It took me many, many years to become a published writer. I wrote lots of books and had many rejections. I kept writing, kept trying! Then a very significant thing happened in my life: not a journey or a chance meeting but our beautiful Bernese Mountain dog Texi, died. She was only two. We were all devastated. Texi was the thread that ran through us all and connected us in a truly unique way. My sons all grieved in different ways but the loss was huge.
I started to think how such a terrible thing might affect a child already going through a difficult time. James and his wonderful dog, Digger, arrived on the page and their relationship formed the core of my book, Digger and Me, published in 2021 by Little Tiger. James is a secure, loved child but his parents have separated and he is struggling with the adjustments. His dog Digger, the one constant thread in his life, goes everywhere with him. And then Digger becomes poorly. James’s parents have to navigate a new path forward as they all strive to help Digger. It is a tough premise for a book but the story is also full of lighter, funny moments, especially with James’s classmates and his new teacher, Mr Froggatt, who loves a good poem!
Poetry is very special to me. At primary school (here in Cheshire – I’m a Cheshire lass!), amazing teachers embraced my love of creative writing and encouraged me to write poems. They would give me five minutes to write a poem and then perform it to the class. I loved it! Poetry has always brought me pleasure and solace.

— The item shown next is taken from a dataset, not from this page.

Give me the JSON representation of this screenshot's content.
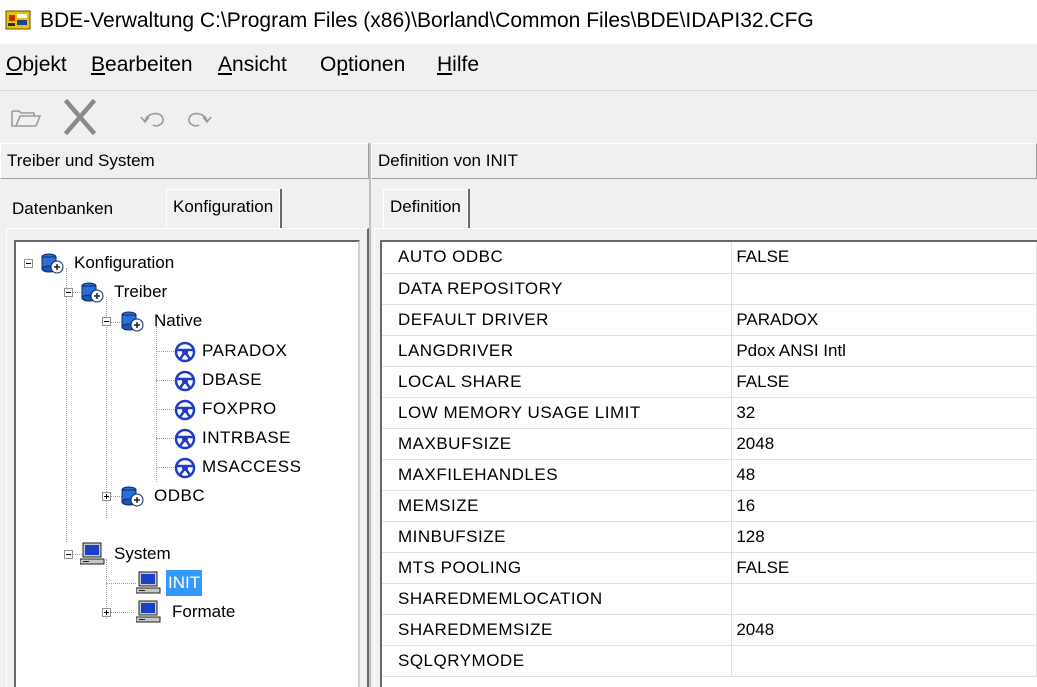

As I drafted Digger and Me, I wanted to pay homage to those special Cheshire teachers. As a primary teacher myself (many years ago now!), I was a firm believer in freewriting: writing without boundaries with the words flowing off the page. Mr Froggatt brings a strong, calm presence to the classroom and he also brings his big red poetry box. He gives the children ideas and themes and they let their ideas flow. The poems are not marked or corrected, just celebrated. His first instruction in the children’s books includes these lines:
I’m not going to score it
With crosses and ticks
It’s your own special work
There’ll be nothing to fix
James enjoys this new silent, trusting process. He uses the poems to vent a little, lament a little and have some fun. The classmates share their poems but only if they are comfortable in doing so. Mr Froggatt writes poems too. The class learn that poetry can be public, noisy and shared or it can be intensely private and for the writer alone.
Poetry can help us understand and unravel our thoughts at the most difficult times of life. Poetry is for everyone and there are no rules.
Read some poetry or (even better!) write one of your own about something in your life that’s important right now. If you decide to share it, I’d love to see it!
Ros Roberts lives in Cheshire and loves to meet readers and writers of all ages. She is the author of two middle grade books: Digger and Me, published 2021 (shortlisted for the Branford Boase Award, James Reckitt Book Award, longlisted for the Sparks Book Award and the Shropshire Bookfest award) and Every Cloud published 2022 (nominated for the Carnegie Prize), both by Little Tiger Press.
Find Ros online here: